Armed with new data from four separate research studies, online ad sellers are again pitching reluctant online advertisers that Internet ads are effective for branding. But it’s still a tough sell in the b-to-b space.
"I’m not sure I’m buying it," said Rick Segal, chairman-CEO of HSR Business to Business Inc., Cincinnati. "Clearly, these richer media formats have proved to be more productive than the static horizontal banner," Segal said, pointing to new interactive ad formats introduced by the Interactive Advertising Bureau in February and the focus of much of the new research. "But are they truly productive around branding? We’ve had the greatest success with sales promotion rather than brand building."
Last month, the IAB, DoubleClick Inc., Microsoft Corp.’s MSN and CNet Networks Inc. released results of studies showing that standard banner ads can be effective for branding, and that the new interactive units are particularly effective in raising brand awareness and other metrics showing ad effectiveness.
"I think there’s been a big question out there for a while about whether you can use the Internet to do branding advertising," said Robin Webster, CEO of the IAB and former exec VP of the Association of National Advertisers, echoing Segal’s concern. "This proves upside down and backwards that branding works. It doesn’t matter if you’re b-to-c or b-to-b."
Following are the findings of the research:
•The IAB study, conducted by Dynamic Logic, found that the new larger ad units are 25% more effective in lifting key brand metrics such as brand awareness and message association, even after one exposure. Additional exposures significantly increase persuasion metrics such as purchase intent.
•The DoubleClick study, conducted by Diameter, showed that on average, banner ads increased brand measures by 56%, large rectangles increased brand measures by 86%, and interstitial ads increased brand measures by 194%. The brand measures used were aided brand awareness, aided advertising awareness, ad attribute recall and ad recall.

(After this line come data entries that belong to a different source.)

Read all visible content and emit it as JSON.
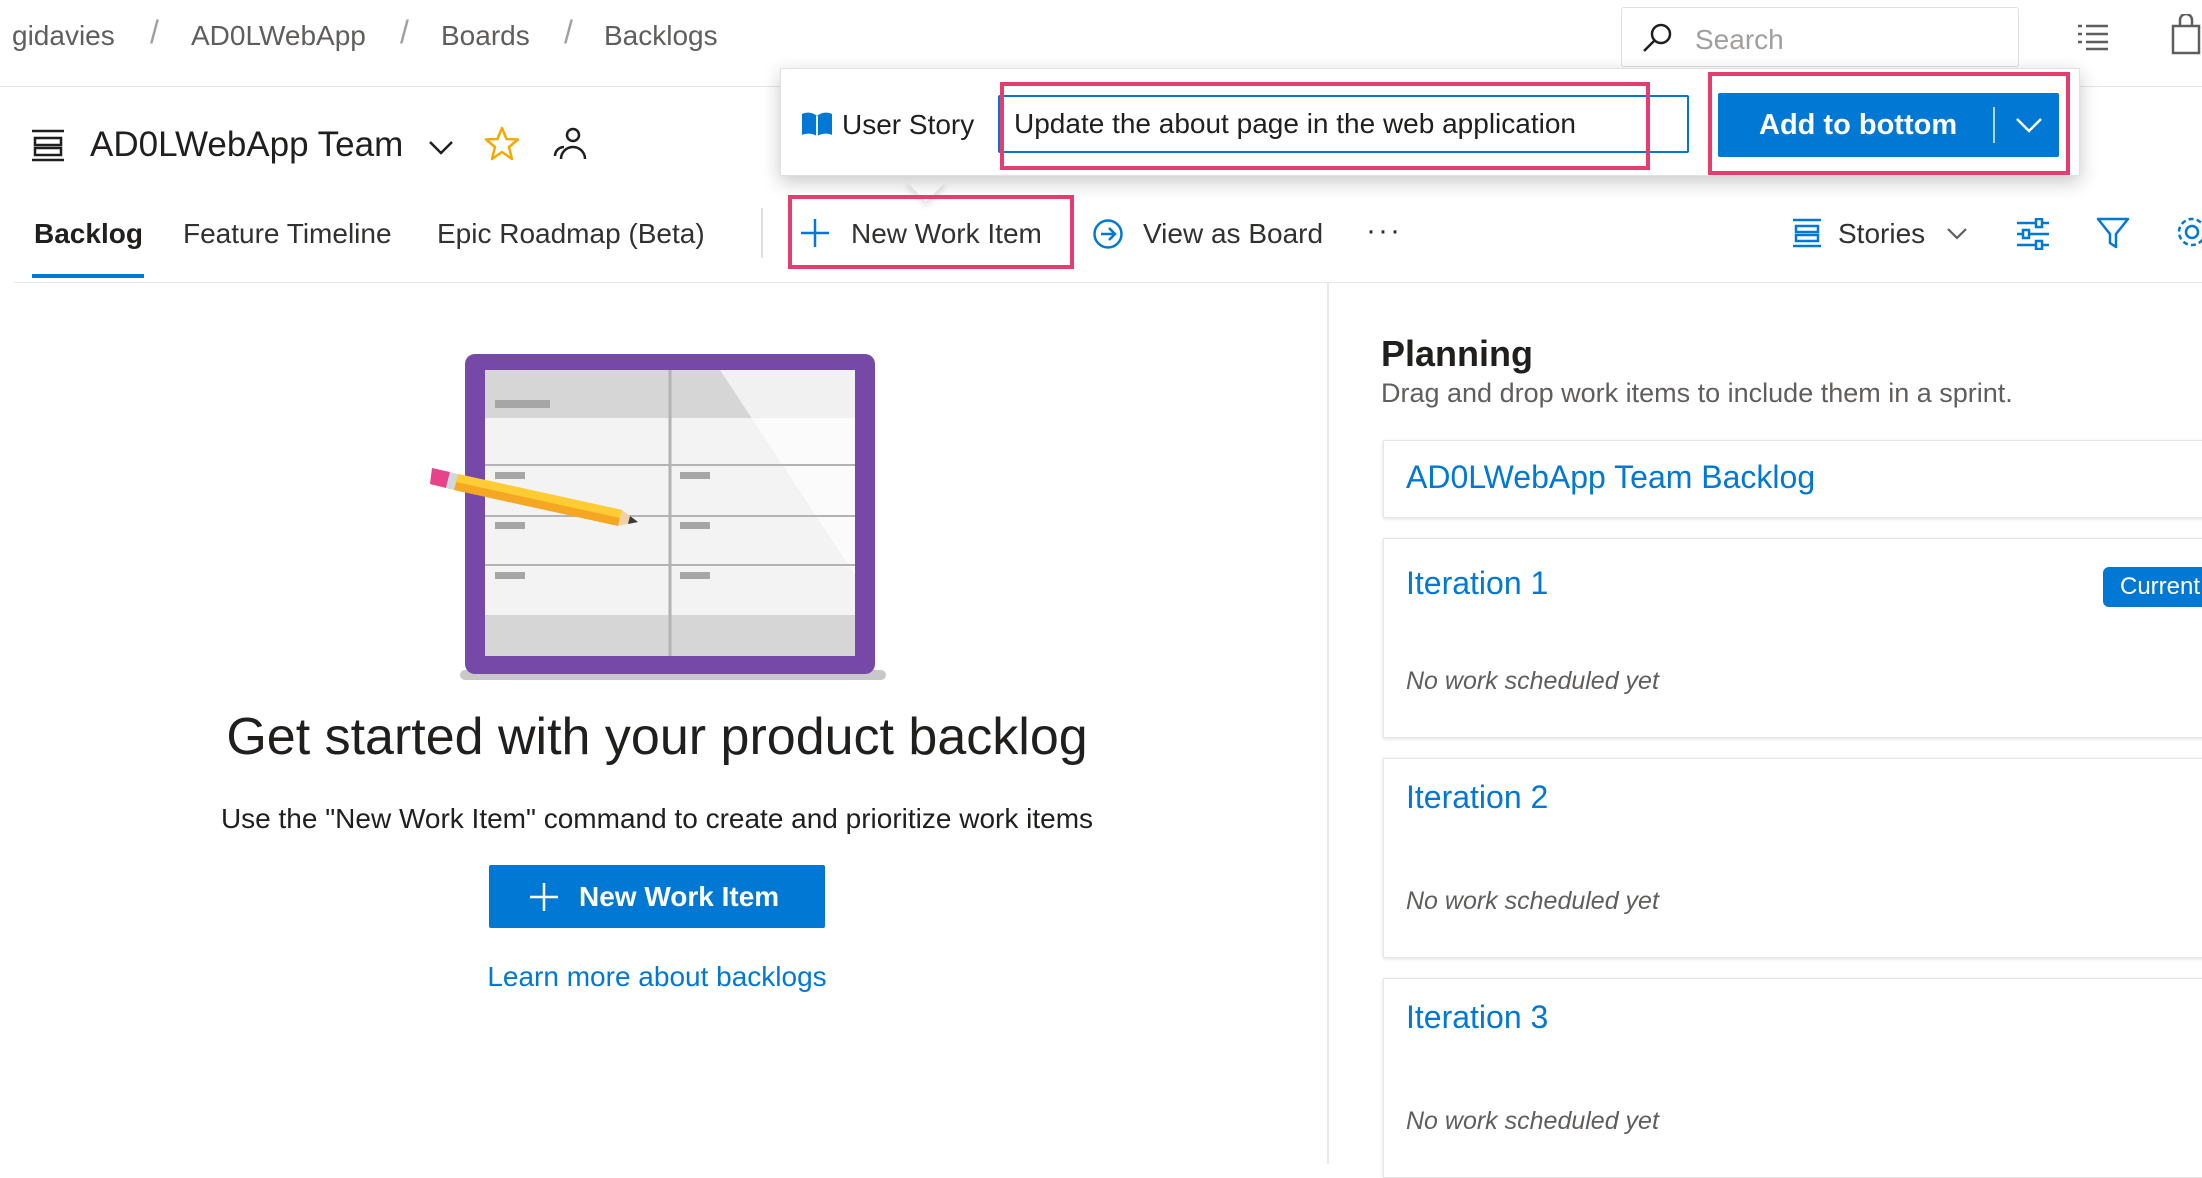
{
  "breadcrumb": [
    "gidavies",
    "AD0LWebApp",
    "Boards",
    "Backlogs"
  ],
  "search": {
    "placeholder": "Search"
  },
  "header": {
    "team_name": "AD0LWebApp Team",
    "tabs": [
      {
        "label": "Backlog",
        "active": true
      },
      {
        "label": "Feature Timeline",
        "active": false
      },
      {
        "label": "Epic Roadmap (Beta)",
        "active": false
      }
    ],
    "toolbar": {
      "new_work_item": "New Work Item",
      "view_as_board": "View as Board",
      "more": "···",
      "level_selector": "Stories"
    }
  },
  "quick_add": {
    "work_item_type": "User Story",
    "title_value": "Update the about page in the web application",
    "add_button": "Add to bottom"
  },
  "empty_state": {
    "heading": "Get started with your product backlog",
    "description": "Use the \"New Work Item\" command to create and prioritize work items",
    "button": "New Work Item",
    "link": "Learn more about backlogs"
  },
  "planning": {
    "title": "Planning",
    "subtitle": "Drag and drop work items to include them in a sprint.",
    "backlog_card": "AD0LWebApp Team Backlog",
    "iterations": [
      {
        "name": "Iteration 1",
        "badge": "Current",
        "status": "No work scheduled yet"
      },
      {
        "name": "Iteration 2",
        "status": "No work scheduled yet"
      },
      {
        "name": "Iteration 3",
        "status": "No work scheduled yet"
      }
    ]
  },
  "colors": {
    "accent": "#0078d4",
    "highlight": "#e43d6f",
    "illustration_frame": "#7649a8",
    "pencil": "#f5a623"
  },
  "icons": [
    "search-icon",
    "list-icon",
    "bag-icon",
    "backlog-icon",
    "chevron-down-icon",
    "star-icon",
    "team-members-icon",
    "plus-icon",
    "arrow-circle-right-icon",
    "stories-icon",
    "settings-sliders-icon",
    "filter-icon",
    "gear-icon",
    "book-icon"
  ]
}
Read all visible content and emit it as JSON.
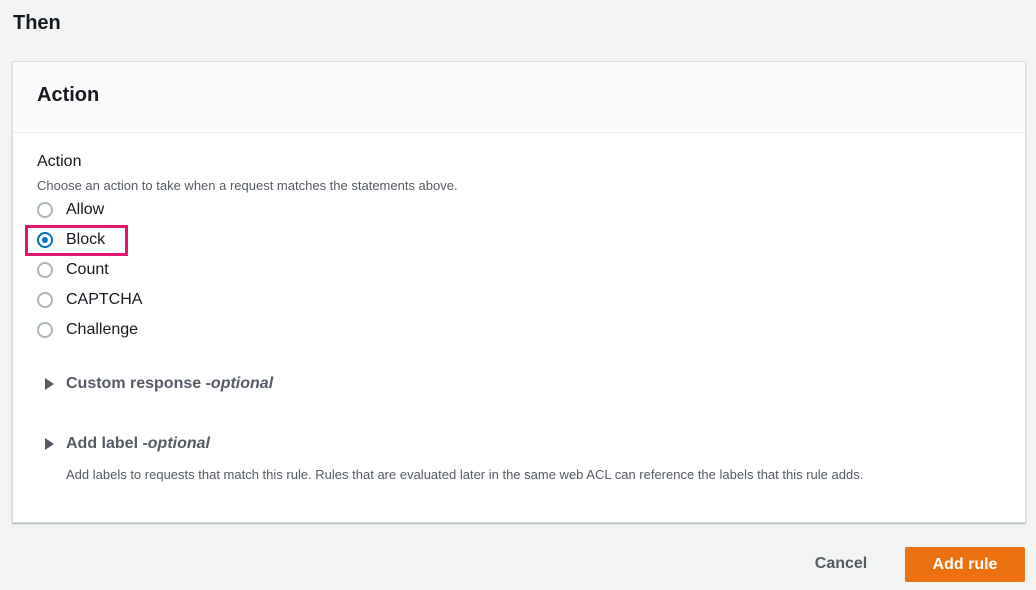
{
  "section_title": "Then",
  "panel": {
    "title": "Action",
    "field_label": "Action",
    "field_description": "Choose an action to take when a request matches the statements above.",
    "options": [
      {
        "label": "Allow",
        "checked": false
      },
      {
        "label": "Block",
        "checked": true
      },
      {
        "label": "Count",
        "checked": false
      },
      {
        "label": "CAPTCHA",
        "checked": false
      },
      {
        "label": "Challenge",
        "checked": false
      }
    ],
    "custom_response": {
      "title": "Custom response - ",
      "optional": "optional"
    },
    "add_label": {
      "title": "Add label - ",
      "optional": "optional",
      "description": "Add labels to requests that match this rule. Rules that are evaluated later in the same web ACL can reference the labels that this rule adds."
    }
  },
  "footer": {
    "cancel_label": "Cancel",
    "add_rule_label": "Add rule"
  },
  "colors": {
    "accent": "#0073bb",
    "primary_button": "#ec7211",
    "highlight_box": "#e0156f"
  }
}
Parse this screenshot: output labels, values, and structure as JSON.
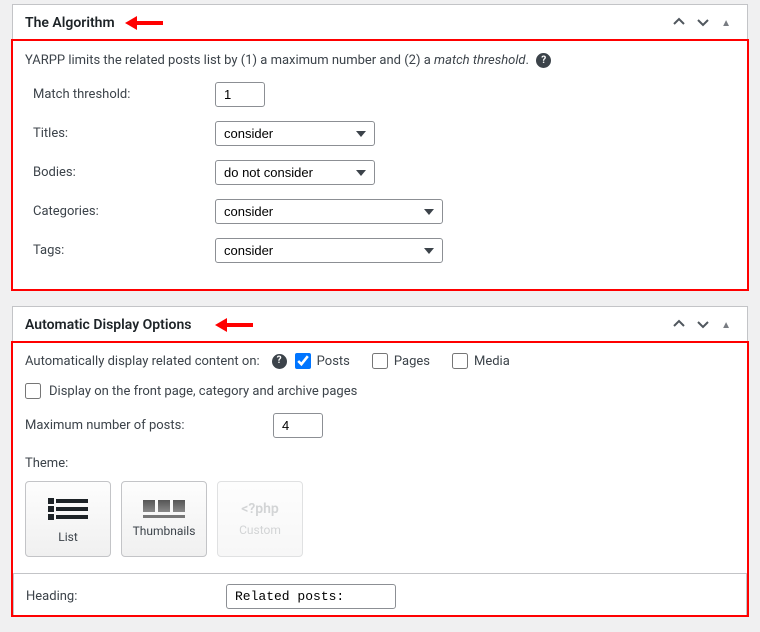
{
  "algorithm_panel": {
    "title": "The Algorithm",
    "description_prefix": "YARPP limits the related posts list by (1) a maximum number and (2) a ",
    "description_em": "match threshold",
    "description_suffix": ".",
    "match_threshold_label": "Match threshold:",
    "match_threshold_value": "1",
    "titles_label": "Titles:",
    "titles_value": "consider",
    "bodies_label": "Bodies:",
    "bodies_value": "do not consider",
    "categories_label": "Categories:",
    "categories_value": "consider",
    "tags_label": "Tags:",
    "tags_value": "consider"
  },
  "display_panel": {
    "title": "Automatic Display Options",
    "auto_display_label": "Automatically display related content on:",
    "cb_posts_label": "Posts",
    "cb_pages_label": "Pages",
    "cb_media_label": "Media",
    "front_page_label": "Display on the front page, category and archive pages",
    "max_posts_label": "Maximum number of posts:",
    "max_posts_value": "4",
    "theme_label": "Theme:",
    "theme_list": "List",
    "theme_thumbnails": "Thumbnails",
    "theme_custom_icon": "<?php",
    "theme_custom": "Custom",
    "heading_label": "Heading:",
    "heading_value": "Related posts:"
  }
}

•The MSN study, also conducted by Dynamic Logic, found that skyscraper ads lifted brand awareness by 16%, four times the average lift among all campaigns Dynamic Logic tested. The study also found that interactive dynamic HTML (dHTML) units lifted awareness by 13%, double the performance of the non-interactive creative in the campaigns.
•The CNet research, conducted by Millward Brown IntelliQuest, found that for CNet "message-plus units," which are larger, interactive ads, unaided brand awareness increased 55% over the control group and brand recognition increased 30% over the control group.
"The larger units really are effective in stopping people and getting them to look at the messaging," said Cheryl Brink, VP-research and business intelligence at CNet.
She said eye-tracking (a specialized type of research that uses photographic technology to track eye movements of users viewing ads) showed that users spent on average between seven and eight seconds looking at the larger message-plus units, compared with one to two seconds for standard banner ads.
"[Advertisers] achieved their goal of breaking through the clutter, with a clear point of difference," Brink said, although she declined to name the advertisers who participated in the research. They were all b-to-b advertisers, she said.